|Project Type||Low (per word)||High (per word)|
Calculating all of the data together we get a low average of $0.28 per word, and a high average of $1.74 per word. There are limitations to how much meaning you can derive by calculating the mean of a data set, but nevertheless this should provide some clarity into a notoriously cloudy subject – and besides, I am a writer, not a mathematician!
Overall Averages based on the figures presented by Editorial Freelancer Association, WritersMarket.com, ProCopyWriters.co.uk, and TheNextWeb.com (average of the top 50% and bottom 50%).
|Currency||Low AVG per word||High AVG per word|
3) Type of Copy You Need
As you can see above in the rate breakdown by WritersMarket.com, different types of copy demand different rates. This is a reflection of the difference in research, writing, and consultation time demanded by different projects.
On one end of the spectrum, general blog articles are usually the most inexpensive option followed by web pages, advertorials and other online content. At the higher end of the spectrum, white papers, and sales letters generally cost considerably more. Many writers charge thousands of dollars for sales letters, reflecting both the amount of time it takes to craft a sales letter and the massive ROI a well written sales letter can generate.
As a rule of thumb, the more technical or esoteric the topic, the more research and consultation will be required, and the higher the price will be.
4) Your time

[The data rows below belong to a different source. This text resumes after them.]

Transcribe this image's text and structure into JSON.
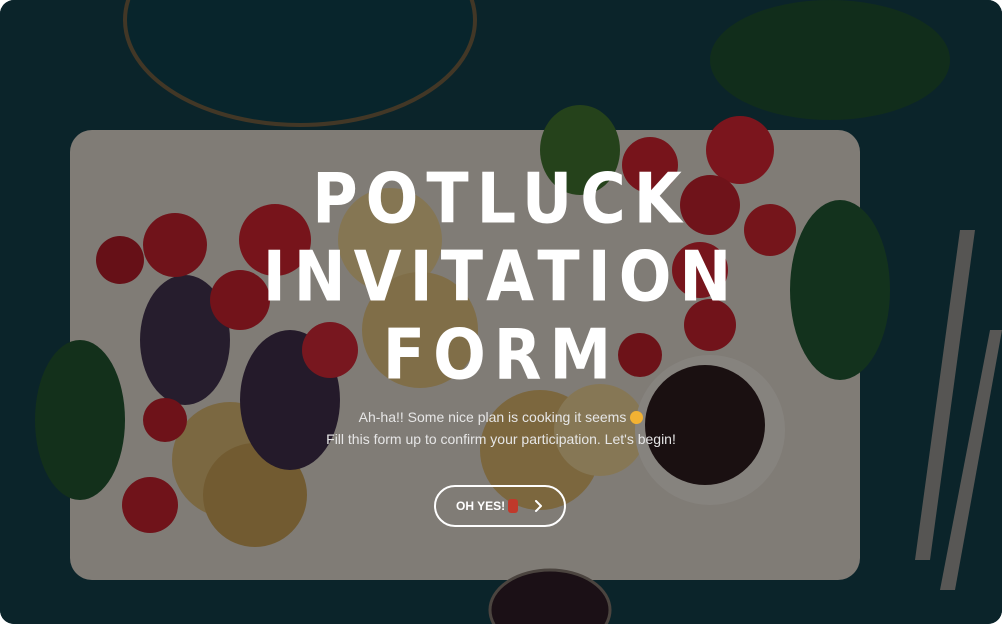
{
  "hero": {
    "title_line1": "POTLUCK",
    "title_line2": "INVITATION",
    "title_line3": "FORM",
    "subtitle_line1": "Ah-ha!! Some nice plan is cooking it seems",
    "subtitle_line2": "Fill this form up to confirm your participation. Let's begin!",
    "subtitle_emoji": "smiling-face-emoji"
  },
  "cta": {
    "label": "OH YES!",
    "emoji": "dancer-emoji",
    "icon": "chevron-right-icon"
  },
  "colors": {
    "background": "#0f2a33",
    "text": "#ffffff",
    "button_border": "#ffffff"
  }
}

There is a simple shortcut to determining how much you should pay a copywriter. If you value your time at $75 per hour and it would take you two hours to write a blog, then that blog would be worth $150. Of course this is only a quick calculation, copywriters are more than just time-saving devices, they bring expertise and reliability that translates into compelling copy.
For things like sales letters, email marketing content, or sales copy many copywriters negotiate a percentage fee. They ask for a small cut off all the revenue generated by their copy. Most prefer a flat fee, but it is no shock that some copywriters push for a percentage fee. Well crafted sales copy can generate 5,6, or 7 figure returns and can be reused year after year. This is partially why sales copy is generally more expensive. When you are considering hiring a copy writer to, for example, write email sales copy as part of a campaign which will reach 50, 000 people, generate 5, 000 leads and result in 500 sales of over $1, 000 then that piece of copy is worth over $500, 000. Of course no one would pay $500, 000 for copy, but if you believe that the content was even 1% responsible for generating that revenue, then that content would be worth $5, 000.
Determining the value of copy is not always straight forward. How much is a blog article worth? Or a tweet? To ascribe a monetary value you need to consider how much you value exposure, impressions, CTR, engagement, organic search results, and other less direct forms of ROI.
6) The market
Like any commodity or service, the cost of copy comes down to the market. How much are you willing to spend? How low is the writer willing to go? An individual writer’s workload may fluctuate. To avoid pricing themselves out of the market they may drop their rates. If they are in high demand you may have to pay more to make it worth their time.
The Write Content Marketing Advice
Shop around. As with any product or service, you should compare prices and quotes. An hour or two of research could save you a considerable amount of money down the line!